The Fiesta ST starts at $21,100; this is $21,900. The damn Civic turbo is $21,500. I love that Fiesta, but I like hatchbacks better than sedans. And the Civic is really nice to drive. But that’s me, and if quick sedans are your thing, check it out. I do love that Nissan is still building little turbos though, so kudos to them.
Jake, while I agree there are better cars for the money, I have to agree with Andy: This is the best Sentra since the SE-R. The sheer fact that Nissan turned one of my least favorite cars to drive — the Sentra — into something that I actually enjoy is worth noting.
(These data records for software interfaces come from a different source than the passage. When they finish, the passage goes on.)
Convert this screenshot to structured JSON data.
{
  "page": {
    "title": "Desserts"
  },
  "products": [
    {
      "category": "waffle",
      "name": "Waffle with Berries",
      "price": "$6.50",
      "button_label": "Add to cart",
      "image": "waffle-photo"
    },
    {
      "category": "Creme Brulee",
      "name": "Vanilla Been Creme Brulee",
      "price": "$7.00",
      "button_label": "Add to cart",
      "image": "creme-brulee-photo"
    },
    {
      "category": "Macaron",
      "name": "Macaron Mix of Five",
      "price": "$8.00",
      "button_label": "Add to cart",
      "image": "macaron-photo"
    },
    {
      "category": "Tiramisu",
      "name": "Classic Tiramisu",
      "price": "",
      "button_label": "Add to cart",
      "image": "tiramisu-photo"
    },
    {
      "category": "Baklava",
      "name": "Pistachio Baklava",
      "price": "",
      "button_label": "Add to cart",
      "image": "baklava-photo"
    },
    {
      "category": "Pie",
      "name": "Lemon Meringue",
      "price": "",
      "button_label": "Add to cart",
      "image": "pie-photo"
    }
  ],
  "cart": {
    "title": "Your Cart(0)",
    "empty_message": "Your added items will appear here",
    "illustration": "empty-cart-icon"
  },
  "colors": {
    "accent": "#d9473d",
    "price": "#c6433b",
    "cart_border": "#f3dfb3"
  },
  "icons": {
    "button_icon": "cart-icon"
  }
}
The shifter does feel rubbery and reminds me of the stick in the 370Z, not my favorite. I also hit the shift gates a few times, as opposed to the actual gears, but that’s easily resolved by more careful shifting. Still, the changes could be crisper and less notchy. I don’t want to complain too much — thank God it’s not a CVT.
The turbocharged 1.6 sends 188 hp to the transmission, and that’s plenty enjoyable. You’re bound to hit the safe but low rev limiter often if you drive spiritedly, but you’ll be happy it’s there later in the car’s life.
Like all cars at this price point, the interior suffers from rubbery-textured-plastic syndrome. Jake complained about the H-point, or where your hips sit in relation to the rest of the car, and I agree — it’s pretty high, but the folks at Nissan could only do so much with the Sentra’s platform. A solution would be to replace the seats with some aftermarket performance units, but that almost defeats the point of the car.
This turbocharged stick-shifted SR managed to make me forget how much I dislike the regular Sentra. And that’s gotta count for something.